I usually give them 10 minutes, no more, and no talking during the writing session. When it finnished you ask them to write on another sheet. The tricky parts is that the second segment must be possible to read before or after the first one.

The third session the participants must get the first segment from their neighbor to the left. In this session they must write a segment that bridge the gap between their second and the neighbours first segment. Like this:

The fourth session is the most tricky one. You can give them 15 minutes and allow conversations within the group. The segment on the fourth sheet should be connected to their third as well as their neighbours second and two others fourth segments (written simultaneously). The result should look like this:

If everything has turned out well the non-linear story should be possible to read in any direction. If there are more than one group you can let them read their own one first and then go on to see what the others has produced. Here is just an example of how the story could be read:

You can chose wether to explain how the workshop will work on beforehand or reveal the stages step-by-step. I prefer the later because it’s more fun, put the “results” are better if you explain it all from start. Anyways, do not expect the outcome of this workshop to be perfect or usefull in any sense. It is designed to communicate the problems and dilemmas of writing interactive fiction, not to solve them.

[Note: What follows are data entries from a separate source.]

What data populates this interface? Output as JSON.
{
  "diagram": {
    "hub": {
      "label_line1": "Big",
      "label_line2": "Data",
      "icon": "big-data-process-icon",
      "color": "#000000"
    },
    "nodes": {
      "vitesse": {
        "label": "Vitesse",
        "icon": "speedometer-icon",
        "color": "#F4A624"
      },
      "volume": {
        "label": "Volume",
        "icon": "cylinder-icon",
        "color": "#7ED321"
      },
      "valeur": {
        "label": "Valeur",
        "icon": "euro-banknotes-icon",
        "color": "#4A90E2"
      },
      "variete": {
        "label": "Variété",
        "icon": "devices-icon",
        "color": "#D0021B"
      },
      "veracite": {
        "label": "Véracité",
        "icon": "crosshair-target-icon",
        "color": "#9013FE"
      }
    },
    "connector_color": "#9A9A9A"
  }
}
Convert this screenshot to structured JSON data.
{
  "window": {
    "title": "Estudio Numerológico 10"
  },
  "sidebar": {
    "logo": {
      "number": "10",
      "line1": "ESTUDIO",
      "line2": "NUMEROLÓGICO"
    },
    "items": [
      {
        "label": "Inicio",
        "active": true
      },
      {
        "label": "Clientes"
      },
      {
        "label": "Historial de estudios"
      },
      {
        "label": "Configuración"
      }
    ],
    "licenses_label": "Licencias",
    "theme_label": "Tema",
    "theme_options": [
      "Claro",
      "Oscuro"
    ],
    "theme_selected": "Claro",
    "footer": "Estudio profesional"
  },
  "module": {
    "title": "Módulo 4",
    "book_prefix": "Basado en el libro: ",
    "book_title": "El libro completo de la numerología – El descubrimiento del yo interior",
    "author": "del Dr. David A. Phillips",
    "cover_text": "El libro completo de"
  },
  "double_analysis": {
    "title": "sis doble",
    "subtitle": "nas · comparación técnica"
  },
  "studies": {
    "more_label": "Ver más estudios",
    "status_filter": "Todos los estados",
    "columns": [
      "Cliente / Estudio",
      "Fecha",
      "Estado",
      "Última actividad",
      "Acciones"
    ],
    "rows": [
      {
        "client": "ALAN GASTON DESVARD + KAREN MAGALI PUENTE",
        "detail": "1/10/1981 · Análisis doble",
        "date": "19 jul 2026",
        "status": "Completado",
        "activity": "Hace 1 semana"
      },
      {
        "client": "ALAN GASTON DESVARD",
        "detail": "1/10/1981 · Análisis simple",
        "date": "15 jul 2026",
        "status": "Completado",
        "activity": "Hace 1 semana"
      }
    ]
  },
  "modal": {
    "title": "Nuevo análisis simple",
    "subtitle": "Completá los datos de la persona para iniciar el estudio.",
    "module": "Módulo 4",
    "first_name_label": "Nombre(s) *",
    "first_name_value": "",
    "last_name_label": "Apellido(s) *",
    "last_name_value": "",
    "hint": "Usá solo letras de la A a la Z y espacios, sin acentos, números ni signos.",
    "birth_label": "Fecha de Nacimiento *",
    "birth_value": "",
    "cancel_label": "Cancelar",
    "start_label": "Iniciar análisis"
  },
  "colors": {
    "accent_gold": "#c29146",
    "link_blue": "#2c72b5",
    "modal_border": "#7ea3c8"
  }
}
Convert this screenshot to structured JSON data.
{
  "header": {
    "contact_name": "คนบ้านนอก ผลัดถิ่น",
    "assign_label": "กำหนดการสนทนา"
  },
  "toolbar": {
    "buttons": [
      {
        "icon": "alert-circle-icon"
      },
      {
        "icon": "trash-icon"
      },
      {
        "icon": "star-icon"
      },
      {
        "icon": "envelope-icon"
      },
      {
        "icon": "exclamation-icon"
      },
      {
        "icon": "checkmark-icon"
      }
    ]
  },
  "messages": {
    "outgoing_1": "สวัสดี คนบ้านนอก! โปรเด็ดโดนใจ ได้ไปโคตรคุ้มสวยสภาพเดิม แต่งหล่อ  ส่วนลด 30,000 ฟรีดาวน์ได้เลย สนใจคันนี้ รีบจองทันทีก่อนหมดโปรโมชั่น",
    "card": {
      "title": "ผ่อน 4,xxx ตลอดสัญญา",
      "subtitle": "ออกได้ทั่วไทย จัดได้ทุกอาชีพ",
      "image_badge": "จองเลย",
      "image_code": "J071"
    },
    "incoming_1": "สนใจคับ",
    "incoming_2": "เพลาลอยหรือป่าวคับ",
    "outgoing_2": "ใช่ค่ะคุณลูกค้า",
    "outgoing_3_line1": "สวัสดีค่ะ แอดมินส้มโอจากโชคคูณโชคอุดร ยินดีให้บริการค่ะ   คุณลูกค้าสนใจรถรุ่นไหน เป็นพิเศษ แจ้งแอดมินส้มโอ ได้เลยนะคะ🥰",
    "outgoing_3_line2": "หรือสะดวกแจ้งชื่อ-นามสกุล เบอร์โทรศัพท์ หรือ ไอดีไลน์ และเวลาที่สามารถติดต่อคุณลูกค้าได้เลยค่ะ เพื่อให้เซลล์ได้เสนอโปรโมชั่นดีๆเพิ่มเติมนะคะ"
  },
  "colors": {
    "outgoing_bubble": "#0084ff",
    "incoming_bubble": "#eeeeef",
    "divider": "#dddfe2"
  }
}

Tips and traps when making participatory culture

Eirik Fatland kindly translated this post from swedish.


  • Communicate the agreement clearly and explicitly. Only when the participant knows the rules of play, that is: how communication and participation are meant to be done, is she confident enough to act.
  • Consider banning passive spectators and documentation. The external, critical, view is not always productive. It may in some cases prevent participatory action. People do not behave the same way in front of a camera as they do in front of confidantes. Documentation usually fails at capturing the qualities of a participatory work, but easily pushes participants from dialogic action to simple performance.
  • Use an aesthetic or story as basis. In this way, a framework is easily made for the action. With total creative freedom, it is easy for the participants to drift off into darkness without knowing what to do. Stories help us find meaningful actions.
  • Use the body and its senses. Whether participation is verbal or physical, the various senses can be employed. Sharing smells, sound, rhythm, music and food together can intensify the meeting.


  • Over-confidence in the Will to participate. We are schooled in the spectator paradigm, and many fear participation.
  • Interactivity instead of participation. Rather than creating a space for action, one creates only a limited set of options to choose between. This is common amongst producers with a need for control.
  • Too high threshold. The skill of participation must be learned. It works differently in different contexts and cultures. Consider how to avoid making the rules governing interaction too difficult and complicated.
  • Narrow space of action / little possibility for impact. The participant’s must have the possibility to act in a way that has a genuine influence on the experience and actions of other participants. Putting a piece of paper in a box, or hanging it on the wall at the end of an exhibition – these are not participatory.
  • Work / alienation. Mandatory participation with a results focus is pervasive in our society, e.g. in schools. Grading individual contributions to a group work is an excellent way to destroy the participatory process.
  • Provocation. Trying to cross the barrier between producer and consumer using provocation rather than formulating new agreements.